**TASK REQUIREMENTS**
From the records, return each line that has the word "channel" in it.

**INFORMATION SUPPLIED**
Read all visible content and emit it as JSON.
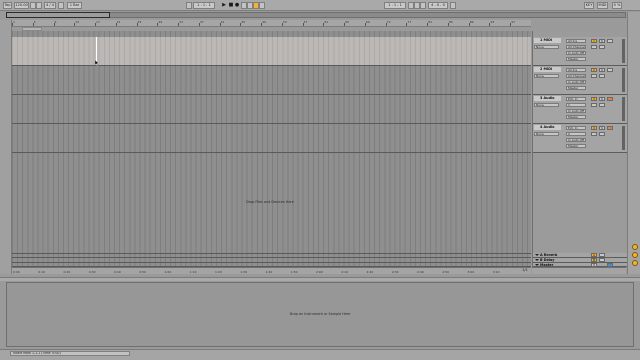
{
  "transport": {
    "tap": "Tap",
    "tempo": "120.00",
    "meter": "4 / 4",
    "quantize": "1 Bar",
    "position": "1 . 1 . 1",
    "loop_start": "1 . 1 . 1",
    "loop_length": "4 . 0 . 0",
    "right_key": "KEY",
    "right_midi": "MIDI",
    "right_cpu": "0 %"
  },
  "ruler": {
    "bars": [
      "1",
      "5",
      "9",
      "13",
      "17",
      "21",
      "25",
      "29",
      "33",
      "37",
      "41",
      "45",
      "49",
      "53",
      "57",
      "61",
      "65",
      "69",
      "73",
      "77",
      "81",
      "85",
      "89",
      "93",
      "97"
    ],
    "time_labels": [
      "0:00",
      "0:10",
      "0:20",
      "0:30",
      "0:40",
      "0:50",
      "1:00",
      "1:10",
      "1:20",
      "1:30",
      "1:40",
      "1:50",
      "2:00",
      "2:10",
      "2:20",
      "2:30",
      "2:40",
      "2:50",
      "3:00",
      "3:10"
    ]
  },
  "arrangement": {
    "drop_hint": "Drop Files and Devices Here"
  },
  "tracks": [
    {
      "name": "1 MIDI",
      "input": "All Ins",
      "channel": "All Channels",
      "monitor": "In Auto Off",
      "output": "Master",
      "number": "1",
      "type": "midi"
    },
    {
      "name": "2 MIDI",
      "input": "All Ins",
      "channel": "All Channels",
      "monitor": "In Auto Off",
      "output": "Master",
      "number": "2",
      "type": "midi"
    },
    {
      "name": "3 Audio",
      "input": "Ext. In",
      "channel": "1",
      "monitor": "In Auto Off",
      "output": "Master",
      "number": "3",
      "type": "audio"
    },
    {
      "name": "4 Audio",
      "input": "Ext. In",
      "channel": "2",
      "monitor": "In Auto Off",
      "output": "Master",
      "number": "4",
      "type": "audio"
    }
  ],
  "returns": [
    {
      "name": "A Reverb",
      "letter": "A"
    },
    {
      "name": "B Delay",
      "letter": "B"
    }
  ],
  "master": {
    "name": "Master",
    "value": "0"
  },
  "zoom": "1/1",
  "detail": {
    "drop_hint": "Drop an Instrument or Sample Here"
  },
  "status": {
    "text": "Insert Mark 1.1.1 (Time: 0:00)"
  },
  "colors": {
    "accent_yellow": "#f1b22c",
    "accent_orange": "#e3813b",
    "accent_blue": "#3b8fd6",
    "panel_grey": "#a4a4a4"
  }
}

**TASK RESULT**
      "channel": "All Channels",
      "channel": "All Channels",
      "channel": "1",
      "channel": "2",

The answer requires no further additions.